Shunned by the upper classes during the peak of male domination, when men and women’s clothing was as far removed from each other as possible, Bloomer‘s attempt was a failure. It wasn’t until nearly 50 years later that ‘bloomers’ were accepted; but mostly for cycling.
Working to support the home front in 1919, bloomers were a practical choice
With the arrival of World War One, women started to have more freedom over their clothing than ever before. As more women began working in offices and factories, they wore trousers to carry out their new tasks from van driving to chimney sweeping and serving in the police force and women’s services. Now breeches were being worn by Land Girls and even boiler suits by female ammunition workers. Not only were trousers now viewed as practical for work tasks but also appreciated by women for the new freedom of movement they provided; paving the way for trousers to become part of women’s everyday wear.
“With the arrival of World War One, women started to have more freedom over their clothing than ever before”
French fashion designer Coco Chanel sealed the deal for the early popularisation of women’s trousers. A fan of wearing trousers herself, and often seen in her boyfriend’s suits, she introduced her slim lounging pyjama trousers to the fashionable in the early 1920s, besides designing some of the first riding trousers to be worn by women. Film star Marlene Dietrich led the way on trousersuits in the 1930s, wearing them both on set and to film premieres, galvanising other leading ladies to follow suit. Nevertheless, opinions on women wearing trousers were still divided: daring, stylish, shocking and even horrifying. Many continued to consider women wearing trousers as masculine and unnatural.
As women once again stepped into traditionally male roles during World War Two, the trousers were back on. Women set to work in a variety of new settings from ambulance drivers to air raid wardens, you name it, they did it and they did it wearing trousers. The shortage of stockings also added to the popularity of trousers, which then fell during the 1950s only to return in the 1960s and 70s as fashion became more casual. Whilst the 1960s saw women wearing trousers under tunic dresses, by the 1970s trousers were a garment in their own right with the rise in popularity of flares for both men and women.

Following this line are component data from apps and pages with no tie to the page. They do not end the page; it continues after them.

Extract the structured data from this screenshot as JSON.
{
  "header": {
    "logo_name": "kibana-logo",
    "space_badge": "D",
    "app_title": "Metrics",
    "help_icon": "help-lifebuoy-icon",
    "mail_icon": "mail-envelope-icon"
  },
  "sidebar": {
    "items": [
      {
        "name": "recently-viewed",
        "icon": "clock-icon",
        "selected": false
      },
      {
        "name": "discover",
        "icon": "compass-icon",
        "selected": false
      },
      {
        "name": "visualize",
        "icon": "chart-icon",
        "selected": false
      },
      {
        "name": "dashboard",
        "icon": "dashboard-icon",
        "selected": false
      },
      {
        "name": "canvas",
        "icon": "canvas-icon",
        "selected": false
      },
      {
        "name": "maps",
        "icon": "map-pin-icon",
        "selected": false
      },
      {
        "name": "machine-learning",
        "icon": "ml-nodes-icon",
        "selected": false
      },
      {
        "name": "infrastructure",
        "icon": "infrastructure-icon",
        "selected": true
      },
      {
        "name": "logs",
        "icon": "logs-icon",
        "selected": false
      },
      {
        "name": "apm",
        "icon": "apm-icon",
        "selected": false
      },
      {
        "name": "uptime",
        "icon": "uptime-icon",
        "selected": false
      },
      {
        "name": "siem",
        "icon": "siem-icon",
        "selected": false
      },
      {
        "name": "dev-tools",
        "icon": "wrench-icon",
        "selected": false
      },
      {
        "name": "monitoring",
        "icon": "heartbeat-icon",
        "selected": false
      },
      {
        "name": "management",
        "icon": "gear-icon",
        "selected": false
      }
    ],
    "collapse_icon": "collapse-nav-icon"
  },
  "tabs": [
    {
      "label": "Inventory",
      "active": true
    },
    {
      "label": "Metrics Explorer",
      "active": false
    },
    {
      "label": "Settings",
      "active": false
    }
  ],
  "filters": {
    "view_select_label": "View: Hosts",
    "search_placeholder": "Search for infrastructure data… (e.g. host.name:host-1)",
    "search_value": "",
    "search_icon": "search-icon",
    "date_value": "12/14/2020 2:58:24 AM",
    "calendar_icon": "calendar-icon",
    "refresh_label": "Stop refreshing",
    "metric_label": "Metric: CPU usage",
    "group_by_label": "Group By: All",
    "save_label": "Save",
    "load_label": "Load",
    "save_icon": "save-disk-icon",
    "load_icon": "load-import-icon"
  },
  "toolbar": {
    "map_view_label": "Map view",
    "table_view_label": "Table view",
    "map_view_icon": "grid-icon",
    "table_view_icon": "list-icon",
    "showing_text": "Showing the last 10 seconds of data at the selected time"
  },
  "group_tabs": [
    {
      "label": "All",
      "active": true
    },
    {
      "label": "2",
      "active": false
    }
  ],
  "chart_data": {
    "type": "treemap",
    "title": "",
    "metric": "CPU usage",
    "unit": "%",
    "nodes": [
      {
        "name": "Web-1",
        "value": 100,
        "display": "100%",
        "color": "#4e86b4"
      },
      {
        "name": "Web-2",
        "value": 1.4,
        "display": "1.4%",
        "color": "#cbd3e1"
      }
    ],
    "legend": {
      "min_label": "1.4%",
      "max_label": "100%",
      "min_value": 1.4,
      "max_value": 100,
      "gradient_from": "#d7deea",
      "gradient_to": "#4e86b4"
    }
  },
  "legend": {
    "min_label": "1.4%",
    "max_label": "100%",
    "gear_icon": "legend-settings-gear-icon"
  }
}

In 1966 Yves Saint Laurent changed the perception of women wearing trousers once again, Emma McClendon, associate costume curator at The Museum at The Fashion Institute of Technology, New York explains: “He was revolutionary in that he didn’t feminise pants at all. He was significant because he was literally putting women in menswear.” His ‘Le Smoking’ tuxedo suit became a signature look for evening wear, making both a political and fashion statement.
In more recent times, there can be no better example of the power of the trouser suit as a self-empowering sartorial tool than Hillary Clinton, the first First Lady to wear trousers in her official White House portrait. Her well-known uniform; a host of trouser suits in different colours, acted as a ‘visual clue’ that she was ‘different from the men but also familiar’ as she worked towards levelling the playing field in her roles as First Lady, politician and presidential candidate. The #pantsuitnation trend caused a staggering rise in women’s trouser suit sales in the USA during Clinton’s 2016 election campaign, embodying the role trousers have long played in the pursuit for gender equality.
Discover more about Michelle on Instagram @stitchywhitney and join in one of her sewing workshops at www.facebook.com/thesewcialgathering